      Romanfada 5 years ago

      I think we cause this killer disease your self so we watch what we do.

    • profile image

      Abdullahi Jarmari. 6 years ago

      Is African Governments fails to eradicate Malaria or are the doctors' fault including the people living in those areas. Please, look over it. Thanks.

    • profile image

      Sandy Hayford 6 years ago


    • GeneralHowitzer profile image

      Gener Geminiano 6 years ago from Land of Salt, Philippines

      thanks for the visit guys...

    • profile image

      cindy 6 years ago

      mat god help us

    • profile image

      Jonelle 7 years ago

      poliomyelitis(polio) is one of the six killer diseases

    • GeneralHowitzer profile image

      Gener Geminiano 7 years ago from Land of Salt, Philippines

      Thanks habee, Georgina, and Philen for dropping by and commenting... I appreciate it very much

    • habee profile image

      Holle Abee 8 years ago from Georgia

      Wow. Scary but good hub. Thumbs up!

    • Georgina_writes profile image

      Georgina_writes 8 years ago from Dartmoor

      Interesting hub. I work part time as a nurse in the UK and we have a real problem with people opting out of the Measles vaccination programme, so we're seeing this on the rise.

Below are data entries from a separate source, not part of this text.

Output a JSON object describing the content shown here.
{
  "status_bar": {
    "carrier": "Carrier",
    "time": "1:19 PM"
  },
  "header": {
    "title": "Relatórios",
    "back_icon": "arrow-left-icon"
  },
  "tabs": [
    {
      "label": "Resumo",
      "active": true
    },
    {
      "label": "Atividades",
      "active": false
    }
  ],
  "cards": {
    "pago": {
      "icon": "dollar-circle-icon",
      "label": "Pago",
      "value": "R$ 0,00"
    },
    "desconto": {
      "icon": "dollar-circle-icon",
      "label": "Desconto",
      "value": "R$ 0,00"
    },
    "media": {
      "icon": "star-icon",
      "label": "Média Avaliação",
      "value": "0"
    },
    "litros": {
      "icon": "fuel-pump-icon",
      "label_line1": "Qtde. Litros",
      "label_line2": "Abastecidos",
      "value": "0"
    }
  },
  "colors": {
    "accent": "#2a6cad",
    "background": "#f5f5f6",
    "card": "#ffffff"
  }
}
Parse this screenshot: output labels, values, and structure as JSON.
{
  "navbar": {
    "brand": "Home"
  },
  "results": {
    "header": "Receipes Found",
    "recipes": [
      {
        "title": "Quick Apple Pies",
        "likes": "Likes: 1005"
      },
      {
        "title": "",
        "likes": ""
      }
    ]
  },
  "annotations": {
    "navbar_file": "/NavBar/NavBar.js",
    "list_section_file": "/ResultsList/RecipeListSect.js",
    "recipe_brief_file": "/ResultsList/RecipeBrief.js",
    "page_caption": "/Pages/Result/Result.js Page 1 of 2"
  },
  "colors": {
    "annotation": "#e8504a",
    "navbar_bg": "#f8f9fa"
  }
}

Sadly I'm old enough to remember when this disease caused real problems for kids, including death. Also last year I saw a few cases of whooping cough, as parents chose not to vaccinate, then wanted treatment for their child. There is no treatment if the disease is uncomplicated, your kid just has to cough until they vomit for around three months. OK I'll get off my soap box now!

    • Philent profile image

      Philent 8 years ago

      TB is easier to cure now a days. As for diarrhea, I never thought it would be included in top6 and that it could be a serious disease...scary cause it's a common sickness especially to kids.

    • GeneralHowitzer profile image

      Gener Geminiano 8 years ago from Land of Salt, Philippines

      yeah it is thanks for the smart comment and finding time to drop by...

    • jdaviswrites profile image

      Jeff Davis 8 years ago from California

      its sad that so many die just because they don't have access to simple things many take for granted, like an anti biotic or a mosquito net

    • febriedethan profile image

      febriedethan 8 years ago from Indonesia

      I think Indonesia has Kina pills for Malaria, I don't know if African people will suitable with the cure. Thank's for sharing.

    • febriedethan profile image

      febriedethan 8 years ago from Indonesia

      I think Indonesia has Kina pills for Malaria, I don't know if African people will suitable with the cure. Thank's for sharing.

    • agusfanani profile image

      agusfanani 8 years ago from Indonesia

      Some believe that killer diseases will always prevail as a mechanism in population control.

    • shamelabboush profile image

      shamelabboush 8 years ago

      Unfotunately, Malaria is still hitting many African countries till this day despite all the precautions! This is sad to occur in the 21st century... Nice one GH.